_Data supplied_
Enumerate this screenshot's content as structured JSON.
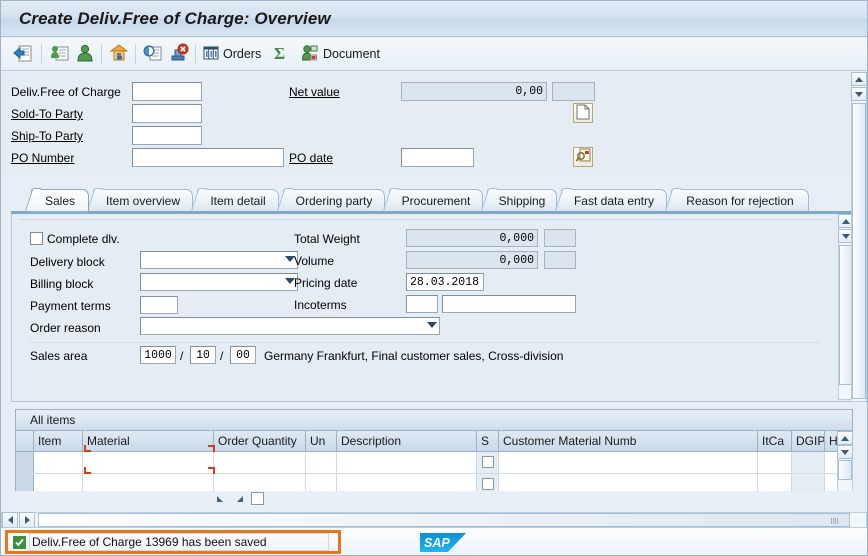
{
  "window": {
    "title": "Create Deliv.Free of Charge: Overview"
  },
  "toolbar": {
    "items": [
      {
        "name": "back-icon",
        "label": ""
      },
      {
        "name": "create-with-reference-icon",
        "label": ""
      },
      {
        "name": "partner-icon",
        "label": ""
      },
      {
        "name": "shipping-icon",
        "label": ""
      },
      {
        "name": "copy-icon",
        "label": ""
      },
      {
        "name": "reject-icon",
        "label": ""
      },
      {
        "name": "orders-icon",
        "label": "Orders"
      },
      {
        "name": "sum-icon",
        "label": ""
      },
      {
        "name": "document-icon",
        "label": "Document"
      }
    ],
    "orders_label": "Orders",
    "document_label": "Document"
  },
  "header_fields": {
    "deliv_free_of_charge": {
      "label": "Deliv.Free of Charge",
      "value": ""
    },
    "sold_to_party": {
      "label": "Sold-To Party",
      "value": ""
    },
    "ship_to_party": {
      "label": "Ship-To Party",
      "value": ""
    },
    "po_number": {
      "label": "PO Number",
      "value": ""
    },
    "net_value": {
      "label": "Net value",
      "value": "0,00",
      "currency": ""
    },
    "po_date": {
      "label": "PO date",
      "value": ""
    },
    "doc_button": "document-page-icon",
    "search_button": "search-document-icon"
  },
  "tabs": [
    {
      "label": "Sales",
      "active": true
    },
    {
      "label": "Item overview",
      "active": false
    },
    {
      "label": "Item detail",
      "active": false
    },
    {
      "label": "Ordering party",
      "active": false
    },
    {
      "label": "Procurement",
      "active": false
    },
    {
      "label": "Shipping",
      "active": false
    },
    {
      "label": "Fast data entry",
      "active": false
    },
    {
      "label": "Reason for rejection",
      "active": false
    }
  ],
  "sales_tab": {
    "complete_dlv": {
      "label": "Complete dlv.",
      "checked": false
    },
    "delivery_block": {
      "label": "Delivery block",
      "value": ""
    },
    "billing_block": {
      "label": "Billing block",
      "value": ""
    },
    "payment_terms": {
      "label": "Payment terms",
      "value": ""
    },
    "order_reason": {
      "label": "Order reason",
      "value": ""
    },
    "total_weight": {
      "label": "Total Weight",
      "value": "0,000",
      "unit": ""
    },
    "volume": {
      "label": "Volume",
      "value": "0,000",
      "unit": ""
    },
    "pricing_date": {
      "label": "Pricing date",
      "value": "28.03.2018"
    },
    "incoterms": {
      "label": "Incoterms",
      "value": "",
      "value2": ""
    },
    "sales_area": {
      "label": "Sales area",
      "org": "1000",
      "channel": "10",
      "division": "00",
      "separator": "/",
      "description": "Germany Frankfurt, Final customer sales, Cross-division"
    }
  },
  "items_table": {
    "title": "All items",
    "columns": [
      {
        "key": "sel",
        "label": ""
      },
      {
        "key": "item",
        "label": "Item"
      },
      {
        "key": "material",
        "label": "Material"
      },
      {
        "key": "order_quantity",
        "label": "Order Quantity"
      },
      {
        "key": "un",
        "label": "Un"
      },
      {
        "key": "description",
        "label": "Description"
      },
      {
        "key": "s",
        "label": "S"
      },
      {
        "key": "customer_material_numb",
        "label": "Customer Material Numb"
      },
      {
        "key": "itca",
        "label": "ItCa"
      },
      {
        "key": "dgip",
        "label": "DGIP"
      },
      {
        "key": "hl_itn",
        "label": "HL Itn"
      }
    ],
    "rows": [
      {
        "sel": "",
        "item": "",
        "material": "",
        "order_quantity": "",
        "un": "",
        "description": "",
        "s": "",
        "customer_material_numb": "",
        "itca": "",
        "dgip": "",
        "hl_itn": ""
      },
      {
        "sel": "",
        "item": "",
        "material": "",
        "order_quantity": "",
        "un": "",
        "description": "",
        "s": "",
        "customer_material_numb": "",
        "itca": "",
        "dgip": "",
        "hl_itn": ""
      }
    ]
  },
  "statusbar": {
    "message": "Deliv.Free of Charge 13969 has been saved",
    "icon": "success-check-icon",
    "logo": "SAP"
  },
  "colors": {
    "accent": "#7fa8cd",
    "highlight": "#e8761a",
    "success": "#3f8f3f",
    "required": "#e03a10",
    "sap_blue": "#1a9bdc"
  }
}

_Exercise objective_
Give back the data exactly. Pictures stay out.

_Task output_
Enumerate this screenshot's content as structured JSON.
{
  "window": {
    "title": "Create Deliv.Free of Charge: Overview"
  },
  "toolbar": {
    "items": [
      {
        "name": "back-icon",
        "label": ""
      },
      {
        "name": "create-with-reference-icon",
        "label": ""
      },
      {
        "name": "partner-icon",
        "label": ""
      },
      {
        "name": "shipping-icon",
        "label": ""
      },
      {
        "name": "copy-icon",
        "label": ""
      },
      {
        "name": "reject-icon",
        "label": ""
      },
      {
        "name": "orders-icon",
        "label": "Orders"
      },
      {
        "name": "sum-icon",
        "label": ""
      },
      {
        "name": "document-icon",
        "label": "Document"
      }
    ],
    "orders_label": "Orders",
    "document_label": "Document"
  },
  "header_fields": {
    "deliv_free_of_charge": {
      "label": "Deliv.Free of Charge",
      "value": ""
    },
    "sold_to_party": {
      "label": "Sold-To Party",
      "value": ""
    },
    "ship_to_party": {
      "label": "Ship-To Party",
      "value": ""
    },
    "po_number": {
      "label": "PO Number",
      "value": ""
    },
    "net_value": {
      "label": "Net value",
      "value": "0,00",
      "currency": ""
    },
    "po_date": {
      "label": "PO date",
      "value": ""
    },
    "doc_button": "document-page-icon",
    "search_button": "search-document-icon"
  },
  "tabs": [
    {
      "label": "Sales",
      "active": true
    },
    {
      "label": "Item overview",
      "active": false
    },
    {
      "label": "Item detail",
      "active": false
    },
    {
      "label": "Ordering party",
      "active": false
    },
    {
      "label": "Procurement",
      "active": false
    },
    {
      "label": "Shipping",
      "active": false
    },
    {
      "label": "Fast data entry",
      "active": false
    },
    {
      "label": "Reason for rejection",
      "active": false
    }
  ],
  "sales_tab": {
    "complete_dlv": {
      "label": "Complete dlv.",
      "checked": false
    },
    "delivery_block": {
      "label": "Delivery block",
      "value": ""
    },
    "billing_block": {
      "label": "Billing block",
      "value": ""
    },
    "payment_terms": {
      "label": "Payment terms",
      "value": ""
    },
    "order_reason": {
      "label": "Order reason",
      "value": ""
    },
    "total_weight": {
      "label": "Total Weight",
      "value": "0,000",
      "unit": ""
    },
    "volume": {
      "label": "Volume",
      "value": "0,000",
      "unit": ""
    },
    "pricing_date": {
      "label": "Pricing date",
      "value": "28.03.2018"
    },
    "incoterms": {
      "label": "Incoterms",
      "value": "",
      "value2": ""
    },
    "sales_area": {
      "label": "Sales area",
      "org": "1000",
      "channel": "10",
      "division": "00",
      "separator": "/",
      "description": "Germany Frankfurt, Final customer sales, Cross-division"
    }
  },
  "items_table": {
    "title": "All items",
    "columns": [
      {
        "key": "sel",
        "label": ""
      },
      {
        "key": "item",
        "label": "Item"
      },
      {
        "key": "material",
        "label": "Material"
      },
      {
        "key": "order_quantity",
        "label": "Order Quantity"
      },
      {
        "key": "un",
        "label": "Un"
      },
      {
        "key": "description",
        "label": "Description"
      },
      {
        "key": "s",
        "label": "S"
      },
      {
        "key": "customer_material_numb",
        "label": "Customer Material Numb"
      },
      {
        "key": "itca",
        "label": "ItCa"
      },
      {
        "key": "dgip",
        "label": "DGIP"
      },
      {
        "key": "hl_itn",
        "label": "HL Itn"
      }
    ],
    "rows": [
      {
        "sel": "",
        "item": "",
        "material": "",
        "order_quantity": "",
        "un": "",
        "description": "",
        "s": "",
        "customer_material_numb": "",
        "itca": "",
        "dgip": "",
        "hl_itn": ""
      },
      {
        "sel": "",
        "item": "",
        "material": "",
        "order_quantity": "",
        "un": "",
        "description": "",
        "s": "",
        "customer_material_numb": "",
        "itca": "",
        "dgip": "",
        "hl_itn": ""
      }
    ]
  },
  "statusbar": {
    "message": "Deliv.Free of Charge 13969 has been saved",
    "icon": "success-check-icon",
    "logo": "SAP"
  },
  "colors": {
    "accent": "#7fa8cd",
    "highlight": "#e8761a",
    "success": "#3f8f3f",
    "required": "#e03a10",
    "sap_blue": "#1a9bdc"
  }
}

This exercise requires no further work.